BRIEF.
Without skipping a line, reproduce the entries exactly.

** Opening DATA TO PROCESS block **

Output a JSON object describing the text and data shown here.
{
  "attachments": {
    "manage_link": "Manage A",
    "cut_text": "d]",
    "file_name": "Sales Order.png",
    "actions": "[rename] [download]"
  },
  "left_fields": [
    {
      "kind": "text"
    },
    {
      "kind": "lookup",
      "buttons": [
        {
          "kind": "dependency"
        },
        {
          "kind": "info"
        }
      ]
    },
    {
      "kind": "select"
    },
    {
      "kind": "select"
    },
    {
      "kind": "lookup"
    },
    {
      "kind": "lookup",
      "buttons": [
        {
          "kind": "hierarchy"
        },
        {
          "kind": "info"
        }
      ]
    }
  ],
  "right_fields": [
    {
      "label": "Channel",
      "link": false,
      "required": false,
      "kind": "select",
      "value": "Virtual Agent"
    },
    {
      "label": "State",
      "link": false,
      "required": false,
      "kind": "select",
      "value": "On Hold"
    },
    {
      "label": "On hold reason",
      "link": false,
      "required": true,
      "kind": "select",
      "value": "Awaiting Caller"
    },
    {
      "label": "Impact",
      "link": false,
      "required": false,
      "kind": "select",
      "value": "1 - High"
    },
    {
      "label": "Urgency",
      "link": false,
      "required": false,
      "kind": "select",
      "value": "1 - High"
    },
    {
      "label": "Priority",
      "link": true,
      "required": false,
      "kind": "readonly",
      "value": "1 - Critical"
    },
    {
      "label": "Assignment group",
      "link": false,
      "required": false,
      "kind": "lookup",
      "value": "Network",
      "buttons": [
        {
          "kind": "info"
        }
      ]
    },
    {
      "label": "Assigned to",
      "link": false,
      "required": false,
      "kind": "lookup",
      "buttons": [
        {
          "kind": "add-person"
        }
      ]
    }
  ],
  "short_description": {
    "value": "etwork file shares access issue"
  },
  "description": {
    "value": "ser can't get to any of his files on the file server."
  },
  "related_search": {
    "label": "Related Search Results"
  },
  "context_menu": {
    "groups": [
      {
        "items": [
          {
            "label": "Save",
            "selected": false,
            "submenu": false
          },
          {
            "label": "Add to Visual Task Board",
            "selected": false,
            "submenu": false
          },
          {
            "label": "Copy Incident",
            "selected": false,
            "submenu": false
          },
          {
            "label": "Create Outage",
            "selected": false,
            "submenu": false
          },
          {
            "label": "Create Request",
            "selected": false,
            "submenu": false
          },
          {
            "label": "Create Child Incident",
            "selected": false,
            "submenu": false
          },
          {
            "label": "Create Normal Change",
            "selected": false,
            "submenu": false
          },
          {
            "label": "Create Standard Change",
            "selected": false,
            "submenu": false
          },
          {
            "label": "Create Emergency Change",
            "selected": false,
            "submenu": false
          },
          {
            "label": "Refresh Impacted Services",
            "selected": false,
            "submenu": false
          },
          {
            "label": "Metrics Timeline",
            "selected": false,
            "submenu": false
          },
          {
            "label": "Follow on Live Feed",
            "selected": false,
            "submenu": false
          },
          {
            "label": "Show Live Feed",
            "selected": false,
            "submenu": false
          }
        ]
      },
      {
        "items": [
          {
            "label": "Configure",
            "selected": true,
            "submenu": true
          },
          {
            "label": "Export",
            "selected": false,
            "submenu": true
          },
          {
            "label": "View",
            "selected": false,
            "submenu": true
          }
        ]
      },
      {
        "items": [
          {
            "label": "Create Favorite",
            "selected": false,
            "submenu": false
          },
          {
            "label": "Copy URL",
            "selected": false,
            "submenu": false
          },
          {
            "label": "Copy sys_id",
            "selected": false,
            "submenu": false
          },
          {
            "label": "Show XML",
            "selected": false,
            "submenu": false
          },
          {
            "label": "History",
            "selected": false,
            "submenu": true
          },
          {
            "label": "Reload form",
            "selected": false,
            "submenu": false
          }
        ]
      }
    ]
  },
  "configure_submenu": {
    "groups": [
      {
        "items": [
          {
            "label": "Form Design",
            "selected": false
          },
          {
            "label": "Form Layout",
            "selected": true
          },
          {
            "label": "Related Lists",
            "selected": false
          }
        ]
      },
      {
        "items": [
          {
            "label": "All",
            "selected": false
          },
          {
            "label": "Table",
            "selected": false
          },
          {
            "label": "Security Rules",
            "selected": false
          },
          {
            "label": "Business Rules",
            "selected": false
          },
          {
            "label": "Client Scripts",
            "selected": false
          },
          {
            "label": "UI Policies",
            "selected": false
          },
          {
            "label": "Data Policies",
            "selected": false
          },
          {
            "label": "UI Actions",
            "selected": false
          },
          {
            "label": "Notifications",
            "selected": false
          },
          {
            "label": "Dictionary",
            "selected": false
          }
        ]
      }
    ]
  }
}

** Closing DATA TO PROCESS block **

THE ANSWER.
Output a JSON object describing the text and data shown here.
{
  "attachments": {
    "manage_link": "Manage A",
    "cut_text": "d]",
    "file_name": "Sales Order.png",
    "actions": "[rename] [download]"
  },
  "left_fields": [
    {
      "kind": "text"
    },
    {
      "kind": "lookup",
      "buttons": [
        {
          "kind": "dependency"
        },
        {
          "kind": "info"
        }
      ]
    },
    {
      "kind": "select"
    },
    {
      "kind": "select"
    },
    {
      "kind": "lookup"
    },
    {
      "kind": "lookup",
      "buttons": [
        {
          "kind": "hierarchy"
        },
        {
          "kind": "info"
        }
      ]
    }
  ],
  "right_fields": [
    {
      "label": "Channel",
      "link": false,
      "required": false,
      "kind": "select",
      "value": "Virtual Agent"
    },
    {
      "label": "State",
      "link": false,
      "required": false,
      "kind": "select",
      "value": "On Hold"
    },
    {
      "label": "On hold reason",
      "link": false,
      "required": true,
      "kind": "select",
      "value": "Awaiting Caller"
    },
    {
      "label": "Impact",
      "link": false,
      "required": false,
      "kind": "select",
      "value": "1 - High"
    },
    {
      "label": "Urgency",
      "link": false,
      "required": false,
      "kind": "select",
      "value": "1 - High"
    },
    {
      "label": "Priority",
      "link": true,
      "required": false,
      "kind": "readonly",
      "value": "1 - Critical"
    },
    {
      "label": "Assignment group",
      "link": false,
      "required": false,
      "kind": "lookup",
      "value": "Network",
      "buttons": [
        {
          "kind": "info"
        }
      ]
    },
    {
      "label": "Assigned to",
      "link": false,
      "required": false,
      "kind": "lookup",
      "buttons": [
        {
          "kind": "add-person"
        }
      ]
    }
  ],
  "short_description": {
    "value": "etwork file shares access issue"
  },
  "description": {
    "value": "ser can't get to any of his files on the file server."
  },
  "related_search": {
    "label": "Related Search Results"
  },
  "context_menu": {
    "groups": [
      {
        "items": [
          {
            "label": "Save",
            "selected": false,
            "submenu": false
          },
          {
            "label": "Add to Visual Task Board",
            "selected": false,
            "submenu": false
          },
          {
            "label": "Copy Incident",
            "selected": false,
            "submenu": false
          },
          {
            "label": "Create Outage",
            "selected": false,
            "submenu": false
          },
          {
            "label": "Create Request",
            "selected": false,
            "submenu": false
          },
          {
            "label": "Create Child Incident",
            "selected": false,
            "submenu": false
          },
          {
            "label": "Create Normal Change",
            "selected": false,
            "submenu": false
          },
          {
            "label": "Create Standard Change",
            "selected": false,
            "submenu": false
          },
          {
            "label": "Create Emergency Change",
            "selected": false,
            "submenu": false
          },
          {
            "label": "Refresh Impacted Services",
            "selected": false,
            "submenu": false
          },
          {
            "label": "Metrics Timeline",
            "selected": false,
            "submenu": false
          },
          {
            "label": "Follow on Live Feed",
            "selected": false,
            "submenu": false
          },
          {
            "label": "Show Live Feed",
            "selected": false,
            "submenu": false
          }
        ]
      },
      {
        "items": [
          {
            "label": "Configure",
            "selected": true,
            "submenu": true
          },
          {
            "label": "Export",
            "selected": false,
            "submenu": true
          },
          {
            "label": "View",
            "selected": false,
            "submenu": true
          }
        ]
      },
      {
        "items": [
          {
            "label": "Create Favorite",
            "selected": false,
            "submenu": false
          },
          {
            "label": "Copy URL",
            "selected": false,
            "submenu": false
          },
          {
            "label": "Copy sys_id",
            "selected": false,
            "submenu": false
          },
          {
            "label": "Show XML",
            "selected": false,
            "submenu": false
          },
          {
            "label": "History",
            "selected": false,
            "submenu": true
          },
          {
            "label": "Reload form",
            "selected": false,
            "submenu": false
          }
        ]
      }
    ]
  },
  "configure_submenu": {
    "groups": [
      {
        "items": [
          {
            "label": "Form Design",
            "selected": false
          },
          {
            "label": "Form Layout",
            "selected": true
          },
          {
            "label": "Related Lists",
            "selected": false
          }
        ]
      },
      {
        "items": [
          {
            "label": "All",
            "selected": false
          },
          {
            "label": "Table",
            "selected": false
          },
          {
            "label": "Security Rules",
            "selected": false
          },
          {
            "label": "Business Rules",
            "selected": false
          },
          {
            "label": "Client Scripts",
            "selected": false
          },
          {
            "label": "UI Policies",
            "selected": false
          },
          {
            "label": "Data Policies",
            "selected": false
          },
          {
            "label": "UI Actions",
            "selected": false
          },
          {
            "label": "Notifications",
            "selected": false
          },
          {
            "label": "Dictionary",
            "selected": false
          }
        ]
      }
    ]
  }
}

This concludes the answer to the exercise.